 ^ Thomas A. Reichert; Donald N. Cohen; Andrew K.C. Wong (1973). "An application of information theory to genetic mutations and the matching of polypeptide sequences". Journal of Theoretical Biology. 42: 245–261. doi:10.1016/00225193(73)90088X.
 ^ William A. Beyer, Myron L. Stein, Temple F. Smith, and Stanislaw M. Ulam (1974). "A molecular sequence metric and evolutionary trees". Mathematical Biosciences. 19: 9–25. doi:10.1016/00255564(74)900285.
 ^ Peter H. Sellers (1974). "On the Theory and Computation of Evolutionary Distances". Journal of Applied Mathematics. 26: 787–793. doi:10.1137/0126070.
 ^ M.S Waterman; T.F Smith; W.A Beyer (1976). "Some biological sequence metrics". Advances in Mathematics. 20: 367–387. doi:10.1016/00018708(76)902024.
 ^ D. S. Hirschberg (1975). "A linear space algorithm for computing maximal common subsequences". Communications of the ACM. 18: 341–343. doi:10.1145/360825.360861.
 ^ Wozniak, Andrzej (1997). "Using videooriented instructions to speed up sequence comparison" (PDF). Computer Applications in Biosciences (CABIOS). 13 (2): 145–50. doi:10.1093/bioinformatics/13.2.145.
 ^ ^{a} ^{b} ^{c} Farrar, Michael S. (2007). "Striped Smith–Waterman speeds database searches six times over other SIMD implementations" (PDF). Bioinformatics. 23 (2): 156–161. PMID 17110365. doi:10.1093/bioinformatics/btl582.
 ^ Zhao, Mengyao; Lee, WanPing; Garrison, Erik P; Marth, Gabor T (4 December 2013). "SSW Library: An SIMD SmithWaterman C/C++ Library for Use in Genomic Applications". PLoS ONE. PLoS. 8 (12): e82138. PMC 3852983 . PMID 24324759. doi:10.1371/journal.pone.0082138. Retrieved 28 April 2014.
 ^ FPGA 100x Papers: [1], [2], and [3]
 ^ Progeniq Pte. Ltd., "White Paper  Accelerating Intensive Applications at 10×–50× Speedup to Remove Bottlenecks in Computational Workflows".
 ^ Vermij, Erik (2011). Genetic sequence alignment on a supercomputing platform (PDF) (M.Sc. thesis). Delft University of Technology.
 ^ "GPU Accelerated Smith–Waterman". Lecture Notes in Computer Science.
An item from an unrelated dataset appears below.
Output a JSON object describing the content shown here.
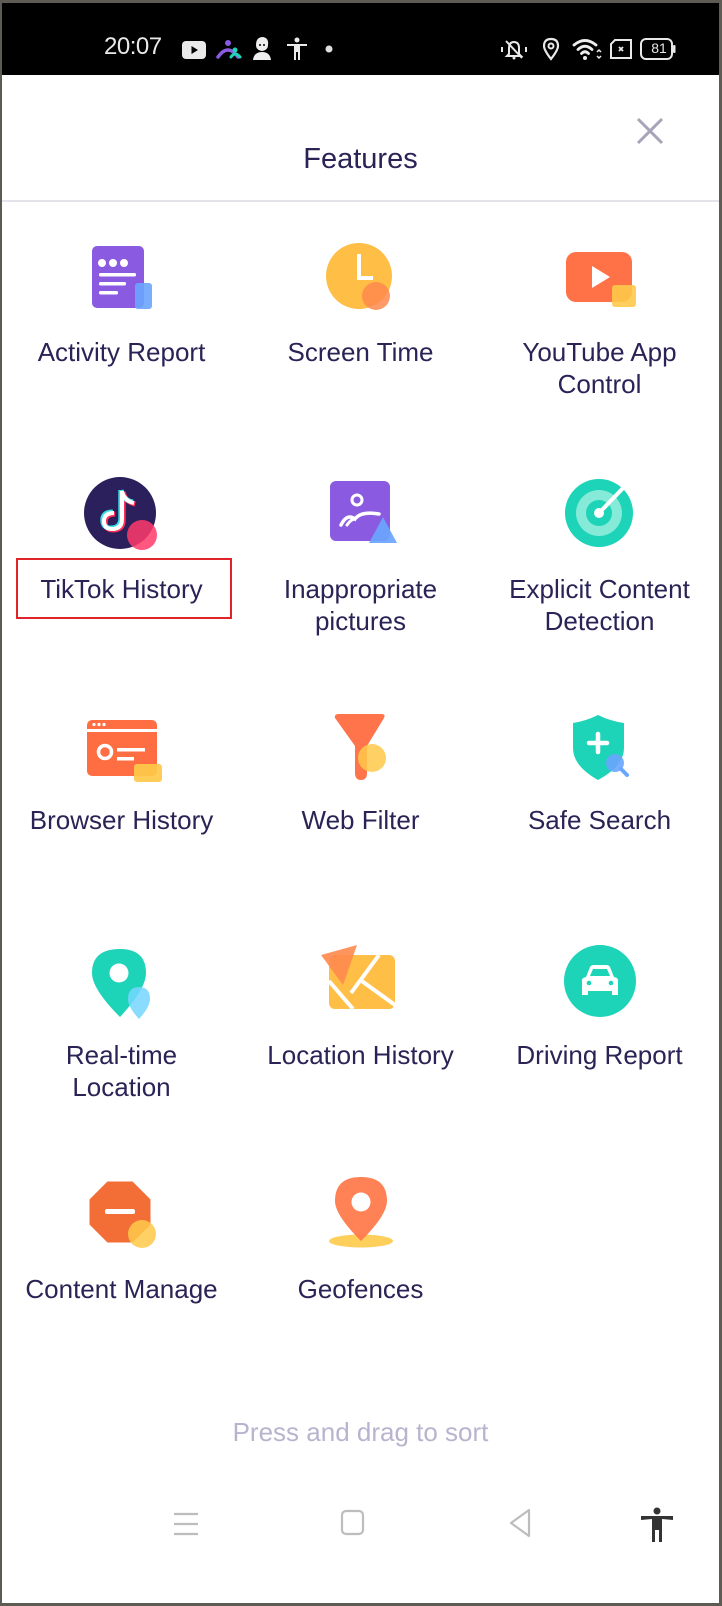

SpringerLink: 188–195. doi:10.1007/11758549_29.
 ^ "Bioinformatics High Throughput Sequence Search and Analysis (white paper)". GenomeQuest. Retrieved 20080509. Archived May 13, 2008, at the Wayback Machine.
 ^ "CUDA Zone". Nvidia. Retrieved 20100225.
 ^ Rognes, Torbjørn & Seeberg, Erling (2000). "Sixfold speedup of Smith–Waterman sequence database searches using parallel processing on common microprocessors" (PDF). Bioinformatics. 16 (8): 699–706. doi:10.1093/bioinformatics/16.8.699.
 ^ Rognes, Torbjørn (2011). "Faster Smith–Waterman database searches with intersequence SIMD parallelisation". BMC Bioinformatics. 12: 221. PMC 3120707 . PMID 21631914. doi:10.1186/1471210512221.
 ^ Farrar, Michael S. (2008). "Optimizing Smith–Waterman for the Cell Broadband Engine".
External links
 JAligner — an open source Java implementation of the Smith–Waterman algorithm
 B.A.B.A. — an applet (with source) which visually explains the algorithm
 FASTA/SSEARCH — services page at the EBI
 UGENE Smith–Waterman plugin — an open source SSEARCH compatible implementation of the algorithm with graphical interface written in C++
 OPAL — an SIMD C/C++ library for massive optimal sequence alignment
 diagonalsw — an opensource C/C++ implementation with SIMD instruction sets (notably SSE4.1) under the MIT license
 SSW — an opensource C++ library providing an API to an SIMD implemention of the Smith–Waterman algorithm under the MIT license